The Forgotten is forgettable
by Michele Dawson
Julianne Moore thriller falls flat
Don’t you hate it when you see a preview for a movie that makes it look really good, so you wait in anticipation for the day when it is released, and when you finally get to see the movie, you realize that it is absolutely terrible? I figure that it is my duty as a concerned moviegoer to warn everybody that The Forgotten is one of these movies.
I was personally very excited about finally going to see The Forgotten after being taunted by months worth of trailers that made it look scary, shocking, and genuinely entertaining. Unfortunately, this movie failed to live up to any of these basic expectations. The previews for this movie do not offer any glimpse of what the actual plot is. Instead, they lure us in with false hopes of seeing a movie that may actually be scary, or, at the very least, original.
It is hard to summarize this movie without giving away the twist, so, here is a brief synopsis. This movie follows Telly Paretta (Julianne Moore) in her quest to find out why everybody, including her husband, Jim Peretta (Anthony Edwards), has mysteriously forgotten the existence of her son, Sam, who had died 14 months earlier in a tragic plane crash.

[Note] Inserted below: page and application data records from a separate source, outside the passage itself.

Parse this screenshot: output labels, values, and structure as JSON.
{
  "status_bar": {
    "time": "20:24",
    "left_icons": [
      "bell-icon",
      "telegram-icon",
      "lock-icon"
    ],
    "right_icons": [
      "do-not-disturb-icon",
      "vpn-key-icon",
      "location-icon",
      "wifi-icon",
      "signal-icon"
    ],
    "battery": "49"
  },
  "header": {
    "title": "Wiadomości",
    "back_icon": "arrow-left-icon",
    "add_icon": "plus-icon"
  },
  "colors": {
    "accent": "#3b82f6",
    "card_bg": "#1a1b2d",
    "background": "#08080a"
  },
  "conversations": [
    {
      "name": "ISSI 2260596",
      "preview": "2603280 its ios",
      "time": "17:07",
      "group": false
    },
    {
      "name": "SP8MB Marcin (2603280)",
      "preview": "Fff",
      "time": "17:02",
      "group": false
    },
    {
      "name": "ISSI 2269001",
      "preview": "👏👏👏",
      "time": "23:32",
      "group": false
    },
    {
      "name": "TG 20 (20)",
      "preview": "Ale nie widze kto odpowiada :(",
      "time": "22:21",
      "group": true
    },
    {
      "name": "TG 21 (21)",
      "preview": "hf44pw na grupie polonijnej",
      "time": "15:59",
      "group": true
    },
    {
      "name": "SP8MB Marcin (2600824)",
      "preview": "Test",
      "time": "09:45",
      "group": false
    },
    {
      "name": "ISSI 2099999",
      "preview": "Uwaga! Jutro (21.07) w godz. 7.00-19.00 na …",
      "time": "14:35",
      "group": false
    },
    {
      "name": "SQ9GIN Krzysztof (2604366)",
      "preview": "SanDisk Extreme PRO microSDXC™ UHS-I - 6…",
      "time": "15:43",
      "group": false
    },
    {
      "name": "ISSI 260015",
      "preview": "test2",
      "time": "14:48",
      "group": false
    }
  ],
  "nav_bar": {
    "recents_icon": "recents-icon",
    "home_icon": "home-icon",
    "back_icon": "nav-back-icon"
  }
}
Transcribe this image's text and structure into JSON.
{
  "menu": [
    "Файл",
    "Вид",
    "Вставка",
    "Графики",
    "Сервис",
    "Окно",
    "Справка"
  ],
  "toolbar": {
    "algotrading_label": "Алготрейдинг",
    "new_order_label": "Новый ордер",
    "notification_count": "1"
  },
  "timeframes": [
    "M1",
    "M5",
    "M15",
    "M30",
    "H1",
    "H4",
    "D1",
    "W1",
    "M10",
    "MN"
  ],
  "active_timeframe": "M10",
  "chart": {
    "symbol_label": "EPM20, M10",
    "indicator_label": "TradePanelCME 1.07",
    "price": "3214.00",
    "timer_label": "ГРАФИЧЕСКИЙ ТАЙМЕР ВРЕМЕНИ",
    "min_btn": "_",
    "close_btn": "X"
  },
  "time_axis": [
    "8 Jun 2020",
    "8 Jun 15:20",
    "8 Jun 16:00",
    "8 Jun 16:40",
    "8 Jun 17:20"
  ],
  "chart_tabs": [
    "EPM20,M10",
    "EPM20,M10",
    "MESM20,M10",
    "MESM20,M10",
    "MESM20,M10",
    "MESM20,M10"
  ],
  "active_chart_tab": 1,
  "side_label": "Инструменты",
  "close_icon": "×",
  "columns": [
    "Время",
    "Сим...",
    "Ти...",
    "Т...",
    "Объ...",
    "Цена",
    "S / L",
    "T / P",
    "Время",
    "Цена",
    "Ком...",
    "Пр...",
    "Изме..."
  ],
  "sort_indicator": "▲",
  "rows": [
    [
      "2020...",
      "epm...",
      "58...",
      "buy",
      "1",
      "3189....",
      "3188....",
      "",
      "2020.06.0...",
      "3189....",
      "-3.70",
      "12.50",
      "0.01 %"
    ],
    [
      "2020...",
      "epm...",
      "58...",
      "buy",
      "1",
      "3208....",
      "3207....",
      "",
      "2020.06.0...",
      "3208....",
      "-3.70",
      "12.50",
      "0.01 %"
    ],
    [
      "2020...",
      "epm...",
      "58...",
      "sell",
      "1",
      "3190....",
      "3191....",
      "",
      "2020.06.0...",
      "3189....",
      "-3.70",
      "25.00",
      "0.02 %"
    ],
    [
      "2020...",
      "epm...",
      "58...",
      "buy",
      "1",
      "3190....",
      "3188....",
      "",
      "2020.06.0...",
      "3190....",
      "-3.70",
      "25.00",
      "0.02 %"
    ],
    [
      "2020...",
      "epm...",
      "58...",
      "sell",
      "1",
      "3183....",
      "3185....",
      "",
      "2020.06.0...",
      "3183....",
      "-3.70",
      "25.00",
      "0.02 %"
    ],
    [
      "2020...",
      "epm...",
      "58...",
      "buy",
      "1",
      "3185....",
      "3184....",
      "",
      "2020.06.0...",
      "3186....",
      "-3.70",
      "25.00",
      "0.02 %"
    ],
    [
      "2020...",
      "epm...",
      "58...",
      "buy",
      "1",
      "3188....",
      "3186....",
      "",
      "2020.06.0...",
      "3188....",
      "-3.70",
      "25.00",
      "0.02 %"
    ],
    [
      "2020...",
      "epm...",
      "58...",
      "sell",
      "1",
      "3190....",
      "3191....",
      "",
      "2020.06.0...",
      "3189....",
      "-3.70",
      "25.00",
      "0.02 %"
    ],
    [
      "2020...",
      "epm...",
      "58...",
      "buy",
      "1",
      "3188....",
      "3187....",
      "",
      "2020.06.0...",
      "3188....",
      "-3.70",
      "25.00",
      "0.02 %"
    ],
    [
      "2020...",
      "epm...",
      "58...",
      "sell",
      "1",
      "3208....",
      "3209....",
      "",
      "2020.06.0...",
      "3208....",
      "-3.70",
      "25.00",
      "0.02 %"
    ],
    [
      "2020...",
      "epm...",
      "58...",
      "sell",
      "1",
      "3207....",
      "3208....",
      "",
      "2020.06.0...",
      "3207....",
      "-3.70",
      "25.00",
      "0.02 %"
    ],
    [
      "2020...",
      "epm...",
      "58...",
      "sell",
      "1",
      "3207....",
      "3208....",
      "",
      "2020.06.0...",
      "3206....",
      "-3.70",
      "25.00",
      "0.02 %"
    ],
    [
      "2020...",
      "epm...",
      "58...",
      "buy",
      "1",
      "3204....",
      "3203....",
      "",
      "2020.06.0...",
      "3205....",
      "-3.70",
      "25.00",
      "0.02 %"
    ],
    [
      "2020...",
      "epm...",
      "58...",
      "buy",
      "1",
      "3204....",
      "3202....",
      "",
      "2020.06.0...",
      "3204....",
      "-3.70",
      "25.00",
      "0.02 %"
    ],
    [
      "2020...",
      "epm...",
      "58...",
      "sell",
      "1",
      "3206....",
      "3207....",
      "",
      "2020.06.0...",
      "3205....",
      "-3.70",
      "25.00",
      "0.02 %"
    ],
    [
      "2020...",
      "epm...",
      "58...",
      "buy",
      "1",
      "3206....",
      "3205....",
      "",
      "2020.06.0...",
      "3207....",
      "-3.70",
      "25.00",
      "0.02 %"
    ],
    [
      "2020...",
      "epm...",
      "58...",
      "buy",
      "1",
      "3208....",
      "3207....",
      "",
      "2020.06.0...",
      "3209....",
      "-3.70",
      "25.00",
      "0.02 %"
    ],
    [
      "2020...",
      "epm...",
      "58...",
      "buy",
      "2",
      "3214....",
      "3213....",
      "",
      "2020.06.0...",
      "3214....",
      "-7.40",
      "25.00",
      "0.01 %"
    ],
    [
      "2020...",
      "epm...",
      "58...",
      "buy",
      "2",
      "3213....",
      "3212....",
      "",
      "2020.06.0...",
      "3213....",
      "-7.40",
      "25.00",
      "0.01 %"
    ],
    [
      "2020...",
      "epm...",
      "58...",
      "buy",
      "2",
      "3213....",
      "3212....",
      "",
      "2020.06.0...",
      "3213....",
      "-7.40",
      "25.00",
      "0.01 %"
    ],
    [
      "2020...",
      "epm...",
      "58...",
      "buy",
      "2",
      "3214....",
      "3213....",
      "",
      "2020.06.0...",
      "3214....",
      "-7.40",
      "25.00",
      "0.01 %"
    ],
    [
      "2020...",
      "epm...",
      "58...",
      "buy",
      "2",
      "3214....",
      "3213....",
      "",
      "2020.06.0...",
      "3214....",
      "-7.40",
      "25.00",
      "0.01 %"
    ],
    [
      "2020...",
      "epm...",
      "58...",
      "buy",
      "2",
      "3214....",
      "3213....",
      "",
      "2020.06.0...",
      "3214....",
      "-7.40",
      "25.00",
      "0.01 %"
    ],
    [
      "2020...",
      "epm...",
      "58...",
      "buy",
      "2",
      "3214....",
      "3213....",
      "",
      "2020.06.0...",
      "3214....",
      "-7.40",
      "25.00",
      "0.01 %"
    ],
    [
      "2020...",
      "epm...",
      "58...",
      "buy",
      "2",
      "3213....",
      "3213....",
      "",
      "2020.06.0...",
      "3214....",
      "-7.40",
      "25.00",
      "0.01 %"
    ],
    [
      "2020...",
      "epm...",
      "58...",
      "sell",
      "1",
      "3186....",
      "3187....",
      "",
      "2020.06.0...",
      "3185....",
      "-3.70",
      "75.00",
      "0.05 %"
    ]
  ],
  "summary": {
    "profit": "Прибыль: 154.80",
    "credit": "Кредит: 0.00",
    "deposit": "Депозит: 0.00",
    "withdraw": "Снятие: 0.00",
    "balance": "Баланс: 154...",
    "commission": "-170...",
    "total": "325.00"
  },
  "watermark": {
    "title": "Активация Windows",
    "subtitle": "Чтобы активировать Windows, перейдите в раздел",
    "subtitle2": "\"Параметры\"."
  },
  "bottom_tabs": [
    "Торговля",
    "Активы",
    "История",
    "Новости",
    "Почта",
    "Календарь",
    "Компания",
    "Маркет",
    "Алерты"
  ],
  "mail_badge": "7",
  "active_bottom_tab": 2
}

On this quest, she meets Ash Correll (Dominic West), the father of one of the girls who had died in the same plane crash; whose existence had also been mysteriously forgotten. Together, Telly and Ash go in search of their deceased children’s memories. As they delve farther into this mystery, they uncover a deadly conspiracy.
Unfortunately, the twist that lies within the conspiracy is so unoriginal, and unintelligent, that it quickly erased any of the few redeeming qualities that were sporadically dispersed throughout a couple of the initial scenes.
Alfred Hitchcock once said, “If you put a bomb under a chair and it explodes, you create surprise; suspense is when you put the bomb under a chair and it doesn’t explode.” Apart from the overt lack of originality with the twist of The Forgotten, the biggest problem with the movie was that too many of the memorable scenes relied too heavily on surprise.
There were scenes that made me, and most other members of the audience jump. There were not, however, any scenes that caused a tight ball of suspense to form within the pit of my stomach. Although I was watching the film, I had a hard time connecting with what was going on. Consequently, I really did not care whether or not Telly and Ash found out why their children were forgotten.
After all was said and done, I was left nauseous from the shaky camera work that was used way too much within the movie, and very confused as to how any literate person could live with composing the script for such an awful movie. I expected this movie to be the next Sixth Sense. It ended up, however, bumping the American Idol movie, From Justin to Kelly, off my list of the worst movies ever. Even if you go into this movie with low expectations, you will still be terribly disappointed.